• **What the exercise asks**
For the word "title", return each line of the data in which it occurs.

• **The data**
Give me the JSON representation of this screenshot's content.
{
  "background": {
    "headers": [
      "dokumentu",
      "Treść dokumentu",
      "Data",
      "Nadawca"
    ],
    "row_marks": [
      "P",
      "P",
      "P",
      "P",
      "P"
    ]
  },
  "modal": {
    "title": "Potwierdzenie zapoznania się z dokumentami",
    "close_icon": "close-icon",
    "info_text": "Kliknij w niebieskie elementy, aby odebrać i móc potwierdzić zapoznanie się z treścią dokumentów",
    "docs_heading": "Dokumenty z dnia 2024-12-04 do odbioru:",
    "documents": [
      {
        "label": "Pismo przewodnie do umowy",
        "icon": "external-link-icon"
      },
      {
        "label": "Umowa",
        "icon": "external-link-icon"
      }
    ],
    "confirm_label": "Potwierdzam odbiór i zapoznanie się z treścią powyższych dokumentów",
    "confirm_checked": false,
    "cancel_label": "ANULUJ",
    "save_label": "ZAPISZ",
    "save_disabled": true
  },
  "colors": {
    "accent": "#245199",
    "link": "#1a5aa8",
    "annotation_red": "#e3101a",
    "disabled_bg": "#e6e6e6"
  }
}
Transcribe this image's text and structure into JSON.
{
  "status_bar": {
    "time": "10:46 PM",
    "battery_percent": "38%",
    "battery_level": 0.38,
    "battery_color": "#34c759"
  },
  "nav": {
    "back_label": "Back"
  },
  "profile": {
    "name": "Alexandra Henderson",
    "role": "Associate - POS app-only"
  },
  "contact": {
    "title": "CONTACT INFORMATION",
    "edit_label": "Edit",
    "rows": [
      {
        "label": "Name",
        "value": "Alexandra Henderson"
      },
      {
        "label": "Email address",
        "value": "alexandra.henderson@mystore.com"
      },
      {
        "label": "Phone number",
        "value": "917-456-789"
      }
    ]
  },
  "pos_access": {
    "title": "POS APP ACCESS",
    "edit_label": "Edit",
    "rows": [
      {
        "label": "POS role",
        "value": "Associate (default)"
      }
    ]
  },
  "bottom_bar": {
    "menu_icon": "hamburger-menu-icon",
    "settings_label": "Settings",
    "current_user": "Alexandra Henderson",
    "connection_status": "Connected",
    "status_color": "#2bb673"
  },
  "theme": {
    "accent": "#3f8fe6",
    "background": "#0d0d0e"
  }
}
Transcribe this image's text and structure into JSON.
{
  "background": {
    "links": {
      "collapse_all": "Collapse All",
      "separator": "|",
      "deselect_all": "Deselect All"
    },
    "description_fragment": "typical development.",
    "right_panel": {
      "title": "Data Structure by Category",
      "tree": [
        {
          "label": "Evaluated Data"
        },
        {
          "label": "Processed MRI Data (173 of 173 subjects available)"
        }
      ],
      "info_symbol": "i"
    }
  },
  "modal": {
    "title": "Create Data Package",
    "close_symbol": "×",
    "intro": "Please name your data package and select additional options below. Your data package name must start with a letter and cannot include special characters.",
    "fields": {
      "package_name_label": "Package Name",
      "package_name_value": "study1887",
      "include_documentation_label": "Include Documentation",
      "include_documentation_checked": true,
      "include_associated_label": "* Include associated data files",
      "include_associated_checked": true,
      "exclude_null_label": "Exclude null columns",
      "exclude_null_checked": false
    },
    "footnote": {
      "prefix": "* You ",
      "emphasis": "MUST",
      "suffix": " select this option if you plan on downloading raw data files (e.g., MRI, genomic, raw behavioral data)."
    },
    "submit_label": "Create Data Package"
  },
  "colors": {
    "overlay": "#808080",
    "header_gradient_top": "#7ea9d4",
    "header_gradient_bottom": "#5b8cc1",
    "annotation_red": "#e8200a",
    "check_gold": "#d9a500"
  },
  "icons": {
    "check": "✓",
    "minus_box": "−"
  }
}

• **Response**
    "title": "Potwierdzenie zapoznania się z dokumentami",
    "title": "CONTACT INFORMATION",
    "title": "POS APP ACCESS",
      "title": "Data Structure by Category",
    "title": "Create Data Package",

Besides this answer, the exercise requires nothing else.